• _WHAT IS NEEDED_
What should be copied is the stretch of entries below from the line with "Convert this screenshot" up to and including the line with "Transcribe this image's", exactly and without images.

• _RECORDS FOR THIS EXERCISE_
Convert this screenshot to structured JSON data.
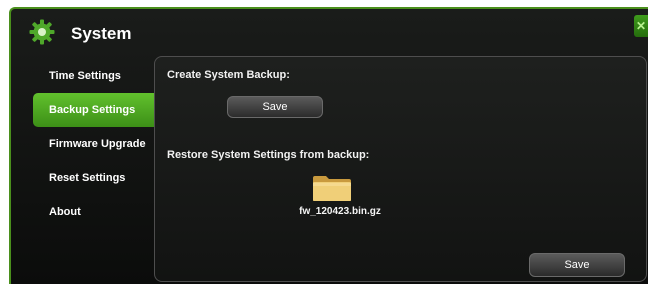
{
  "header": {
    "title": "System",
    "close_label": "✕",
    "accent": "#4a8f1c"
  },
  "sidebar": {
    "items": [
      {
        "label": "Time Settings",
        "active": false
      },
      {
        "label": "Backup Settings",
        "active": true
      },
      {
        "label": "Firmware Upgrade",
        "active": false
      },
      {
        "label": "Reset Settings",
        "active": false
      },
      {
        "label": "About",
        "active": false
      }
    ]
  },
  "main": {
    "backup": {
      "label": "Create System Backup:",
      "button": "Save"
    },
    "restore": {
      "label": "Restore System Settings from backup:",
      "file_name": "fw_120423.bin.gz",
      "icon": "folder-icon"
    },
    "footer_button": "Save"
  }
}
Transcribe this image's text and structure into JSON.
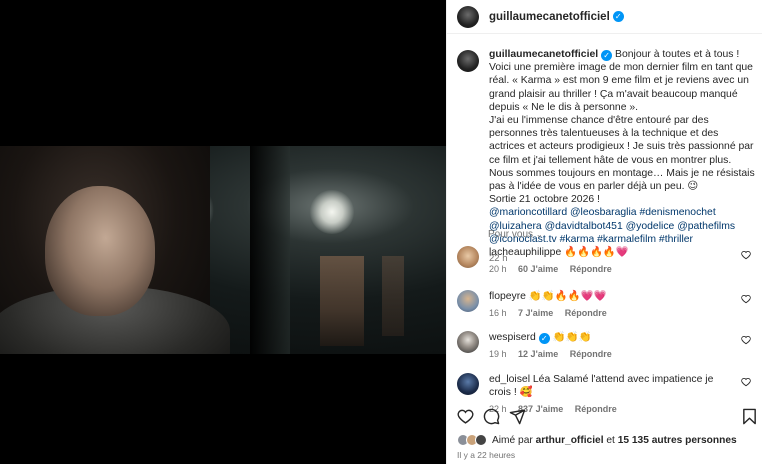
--
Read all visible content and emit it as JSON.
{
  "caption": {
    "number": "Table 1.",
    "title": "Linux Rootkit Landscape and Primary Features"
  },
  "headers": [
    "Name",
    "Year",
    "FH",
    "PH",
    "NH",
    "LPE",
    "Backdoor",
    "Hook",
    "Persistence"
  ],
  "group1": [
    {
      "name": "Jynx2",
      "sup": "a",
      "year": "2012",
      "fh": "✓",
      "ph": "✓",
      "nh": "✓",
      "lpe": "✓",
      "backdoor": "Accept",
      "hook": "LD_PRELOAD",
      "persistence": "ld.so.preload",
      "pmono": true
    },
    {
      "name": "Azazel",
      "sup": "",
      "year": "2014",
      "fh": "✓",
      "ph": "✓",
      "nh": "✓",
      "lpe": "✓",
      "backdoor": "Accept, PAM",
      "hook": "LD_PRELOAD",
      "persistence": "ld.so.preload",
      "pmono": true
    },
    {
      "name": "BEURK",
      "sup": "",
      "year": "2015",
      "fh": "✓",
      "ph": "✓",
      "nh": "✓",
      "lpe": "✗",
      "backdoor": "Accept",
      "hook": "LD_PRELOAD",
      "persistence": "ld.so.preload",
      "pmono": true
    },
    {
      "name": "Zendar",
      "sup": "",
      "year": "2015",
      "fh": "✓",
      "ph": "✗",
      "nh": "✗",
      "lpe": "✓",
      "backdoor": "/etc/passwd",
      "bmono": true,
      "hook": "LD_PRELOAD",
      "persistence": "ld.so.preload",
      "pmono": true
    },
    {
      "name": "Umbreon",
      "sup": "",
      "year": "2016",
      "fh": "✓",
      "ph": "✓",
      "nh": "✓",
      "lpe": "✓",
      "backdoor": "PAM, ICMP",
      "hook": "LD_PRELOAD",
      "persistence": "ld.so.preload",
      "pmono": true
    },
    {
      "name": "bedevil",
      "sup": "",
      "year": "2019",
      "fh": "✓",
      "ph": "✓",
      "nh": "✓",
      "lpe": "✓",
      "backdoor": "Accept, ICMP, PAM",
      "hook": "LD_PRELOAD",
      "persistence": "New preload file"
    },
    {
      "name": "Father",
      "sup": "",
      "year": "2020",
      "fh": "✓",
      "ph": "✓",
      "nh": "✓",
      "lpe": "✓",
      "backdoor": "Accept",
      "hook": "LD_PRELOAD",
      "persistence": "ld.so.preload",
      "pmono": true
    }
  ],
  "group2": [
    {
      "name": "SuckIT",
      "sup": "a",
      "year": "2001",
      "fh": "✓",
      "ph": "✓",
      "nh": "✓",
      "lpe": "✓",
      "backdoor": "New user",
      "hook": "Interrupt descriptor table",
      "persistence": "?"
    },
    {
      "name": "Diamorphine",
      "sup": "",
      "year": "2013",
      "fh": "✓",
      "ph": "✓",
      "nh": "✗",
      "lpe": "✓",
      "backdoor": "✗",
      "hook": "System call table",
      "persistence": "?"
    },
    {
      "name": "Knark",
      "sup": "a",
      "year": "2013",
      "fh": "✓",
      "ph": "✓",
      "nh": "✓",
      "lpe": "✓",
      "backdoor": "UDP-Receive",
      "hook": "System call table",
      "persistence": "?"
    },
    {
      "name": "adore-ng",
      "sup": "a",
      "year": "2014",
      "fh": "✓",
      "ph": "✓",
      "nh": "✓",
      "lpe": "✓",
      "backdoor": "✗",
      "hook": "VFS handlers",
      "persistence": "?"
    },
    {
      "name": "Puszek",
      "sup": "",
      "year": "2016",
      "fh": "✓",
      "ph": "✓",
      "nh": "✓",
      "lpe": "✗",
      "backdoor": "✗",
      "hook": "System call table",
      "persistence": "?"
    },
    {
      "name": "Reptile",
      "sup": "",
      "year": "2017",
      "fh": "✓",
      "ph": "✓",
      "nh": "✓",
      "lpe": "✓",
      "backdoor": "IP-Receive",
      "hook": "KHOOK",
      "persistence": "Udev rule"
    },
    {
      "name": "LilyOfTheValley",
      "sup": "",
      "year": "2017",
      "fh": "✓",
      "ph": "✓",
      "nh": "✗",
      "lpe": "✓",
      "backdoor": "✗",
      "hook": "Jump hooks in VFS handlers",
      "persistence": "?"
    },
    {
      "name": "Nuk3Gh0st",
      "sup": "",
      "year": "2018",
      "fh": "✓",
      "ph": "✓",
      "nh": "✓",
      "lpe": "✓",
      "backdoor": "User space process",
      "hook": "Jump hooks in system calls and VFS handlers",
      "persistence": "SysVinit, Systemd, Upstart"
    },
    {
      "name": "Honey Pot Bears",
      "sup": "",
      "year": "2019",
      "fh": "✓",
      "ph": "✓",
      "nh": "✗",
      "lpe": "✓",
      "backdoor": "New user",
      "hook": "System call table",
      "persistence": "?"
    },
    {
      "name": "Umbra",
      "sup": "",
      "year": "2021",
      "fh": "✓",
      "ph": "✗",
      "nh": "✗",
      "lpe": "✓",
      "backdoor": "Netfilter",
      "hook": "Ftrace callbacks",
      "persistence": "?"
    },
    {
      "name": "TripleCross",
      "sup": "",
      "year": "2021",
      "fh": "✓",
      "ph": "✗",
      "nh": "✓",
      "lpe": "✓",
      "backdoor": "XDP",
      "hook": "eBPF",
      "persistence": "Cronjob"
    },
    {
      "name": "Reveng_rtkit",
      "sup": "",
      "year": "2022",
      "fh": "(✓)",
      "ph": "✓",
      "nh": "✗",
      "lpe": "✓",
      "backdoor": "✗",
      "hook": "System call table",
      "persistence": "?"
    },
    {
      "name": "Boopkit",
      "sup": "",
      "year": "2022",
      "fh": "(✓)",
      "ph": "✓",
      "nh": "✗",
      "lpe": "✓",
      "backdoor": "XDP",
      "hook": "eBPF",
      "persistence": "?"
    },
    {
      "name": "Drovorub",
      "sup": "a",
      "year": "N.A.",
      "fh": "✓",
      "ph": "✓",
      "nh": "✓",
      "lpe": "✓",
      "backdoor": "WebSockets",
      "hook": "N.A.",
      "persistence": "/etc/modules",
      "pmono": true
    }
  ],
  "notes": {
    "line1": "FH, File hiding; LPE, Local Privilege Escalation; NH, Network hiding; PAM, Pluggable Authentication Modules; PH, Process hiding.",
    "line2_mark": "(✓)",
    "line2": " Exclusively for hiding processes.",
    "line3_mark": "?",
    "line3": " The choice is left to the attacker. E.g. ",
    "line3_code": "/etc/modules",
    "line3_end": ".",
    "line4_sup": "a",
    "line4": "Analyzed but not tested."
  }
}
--
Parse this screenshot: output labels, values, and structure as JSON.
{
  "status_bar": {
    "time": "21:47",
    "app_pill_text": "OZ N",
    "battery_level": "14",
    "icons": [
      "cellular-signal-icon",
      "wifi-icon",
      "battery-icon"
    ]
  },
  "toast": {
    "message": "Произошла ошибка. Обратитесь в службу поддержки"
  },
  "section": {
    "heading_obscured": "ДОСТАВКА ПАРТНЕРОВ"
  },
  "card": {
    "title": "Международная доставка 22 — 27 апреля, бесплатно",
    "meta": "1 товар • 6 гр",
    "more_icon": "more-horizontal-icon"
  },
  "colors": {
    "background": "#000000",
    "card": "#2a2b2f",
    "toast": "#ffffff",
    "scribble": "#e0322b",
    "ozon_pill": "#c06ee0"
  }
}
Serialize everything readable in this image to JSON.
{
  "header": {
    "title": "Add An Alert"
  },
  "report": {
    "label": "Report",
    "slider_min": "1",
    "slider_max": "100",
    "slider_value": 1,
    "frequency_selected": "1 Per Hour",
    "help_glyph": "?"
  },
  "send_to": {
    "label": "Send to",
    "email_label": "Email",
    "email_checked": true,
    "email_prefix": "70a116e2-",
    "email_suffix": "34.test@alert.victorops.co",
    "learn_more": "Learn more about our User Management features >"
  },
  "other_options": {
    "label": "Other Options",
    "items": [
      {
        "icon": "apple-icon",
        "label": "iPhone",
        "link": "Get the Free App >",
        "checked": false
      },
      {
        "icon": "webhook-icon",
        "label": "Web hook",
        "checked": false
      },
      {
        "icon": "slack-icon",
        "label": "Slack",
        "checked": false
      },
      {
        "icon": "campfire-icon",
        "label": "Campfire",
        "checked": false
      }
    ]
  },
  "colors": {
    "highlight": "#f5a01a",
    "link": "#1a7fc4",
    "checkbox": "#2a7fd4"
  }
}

• _EXERCISE ANSWER_
Convert this screenshot to structured JSON data.
{
  "header": {
    "title": "System",
    "close_label": "✕",
    "accent": "#4a8f1c"
  },
  "sidebar": {
    "items": [
      {
        "label": "Time Settings",
        "active": false
      },
      {
        "label": "Backup Settings",
        "active": true
      },
      {
        "label": "Firmware Upgrade",
        "active": false
      },
      {
        "label": "Reset Settings",
        "active": false
      },
      {
        "label": "About",
        "active": false
      }
    ]
  },
  "main": {
    "backup": {
      "label": "Create System Backup:",
      "button": "Save"
    },
    "restore": {
      "label": "Restore System Settings from backup:",
      "file_name": "fw_120423.bin.gz",
      "icon": "folder-icon"
    },
    "footer_button": "Save"
  }
}
Transcribe this image's text and structure into JSON.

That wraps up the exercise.